§ **TASK DIRECTIONS**:
Where a line in the records holds "this", count it once; return only the final number.

'''

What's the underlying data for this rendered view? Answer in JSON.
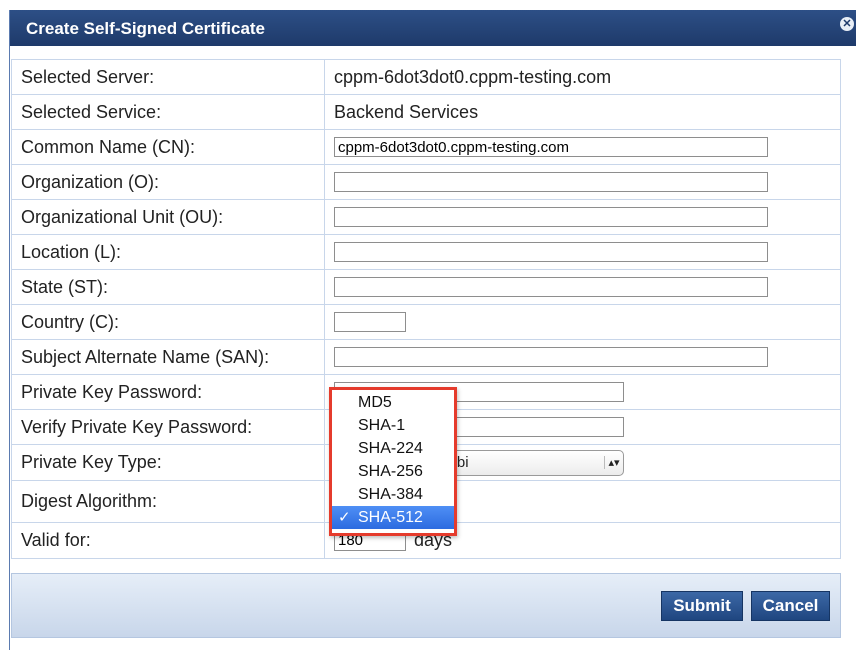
{
  "dialog": {
    "title": "Create Self-Signed Certificate"
  },
  "form": {
    "selected_server_label": "Selected Server:",
    "selected_server_value": "cppm-6dot3dot0.cppm-testing.com",
    "selected_service_label": "Selected Service:",
    "selected_service_value": "Backend Services",
    "common_name_label": "Common Name (CN):",
    "common_name_value": "cppm-6dot3dot0.cppm-testing.com",
    "organization_label": "Organization (O):",
    "organization_value": "",
    "org_unit_label": "Organizational Unit (OU):",
    "org_unit_value": "",
    "location_label": "Location (L):",
    "location_value": "",
    "state_label": "State (ST):",
    "state_value": "",
    "country_label": "Country (C):",
    "country_value": "",
    "san_label": "Subject Alternate Name (SAN):",
    "san_value": "",
    "pk_password_label": "Private Key Password:",
    "pk_password_value": "",
    "verify_pk_password_label": "Verify Private Key Password:",
    "verify_pk_password_value": "",
    "pk_type_label": "Private Key Type:",
    "pk_type_value": "curve over a 256 bi",
    "digest_label": "Digest Algorithm:",
    "valid_for_label": "Valid for:",
    "valid_for_value": "180",
    "valid_for_unit": "days"
  },
  "digest_dropdown": {
    "options": [
      "MD5",
      "SHA-1",
      "SHA-224",
      "SHA-256",
      "SHA-384",
      "SHA-512"
    ],
    "selected": "SHA-512",
    "check_mark": "✓",
    "highlight_color": "#e53b2c"
  },
  "footer": {
    "submit_label": "Submit",
    "cancel_label": "Cancel"
  },
  "colors": {
    "titlebar": "#1e3a6a",
    "button": "#2a5694",
    "selection": "#2c6be0"
  }
}
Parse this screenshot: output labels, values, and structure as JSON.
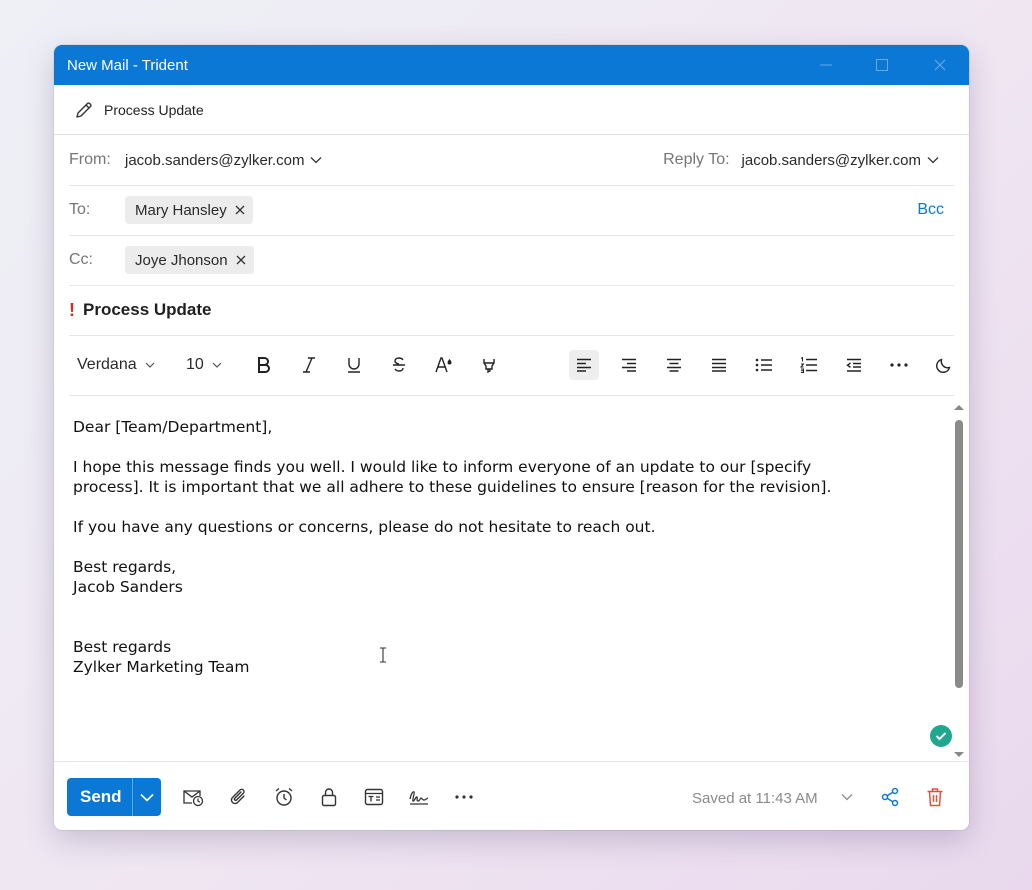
{
  "window": {
    "title": "New Mail - Trident"
  },
  "subject_bar": {
    "label": "Process Update"
  },
  "from": {
    "label": "From:",
    "address": "jacob.sanders@zylker.com"
  },
  "reply_to": {
    "label": "Reply To:",
    "address": "jacob.sanders@zylker.com"
  },
  "to": {
    "label": "To:",
    "recipients": [
      "Mary Hansley"
    ],
    "bcc_label": "Bcc"
  },
  "cc": {
    "label": "Cc:",
    "recipients": [
      "Joye Jhonson"
    ]
  },
  "subject": {
    "text": "Process Update",
    "priority_mark": "!"
  },
  "toolbar": {
    "font": "Verdana",
    "size": "10"
  },
  "body": {
    "paragraphs": [
      "Dear [Team/Department],",
      "I hope this message finds you well. I would like to inform everyone of an update to our [specify\nprocess]. It is important that we all adhere to these guidelines to ensure [reason for the revision].",
      "If you have any questions or concerns, please do not hesitate to reach out.",
      "Best regards,\nJacob Sanders",
      "Best regards\nZylker Marketing Team"
    ]
  },
  "footer": {
    "send_label": "Send",
    "saved_text": "Saved at 11:43 AM"
  },
  "colors": {
    "accent": "#0a78d4",
    "delete": "#e0503f",
    "priority": "#d62a1f",
    "saved_check": "#1fa88f"
  }
}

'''

§ **ANSWER TO THE PROBLEM**:
3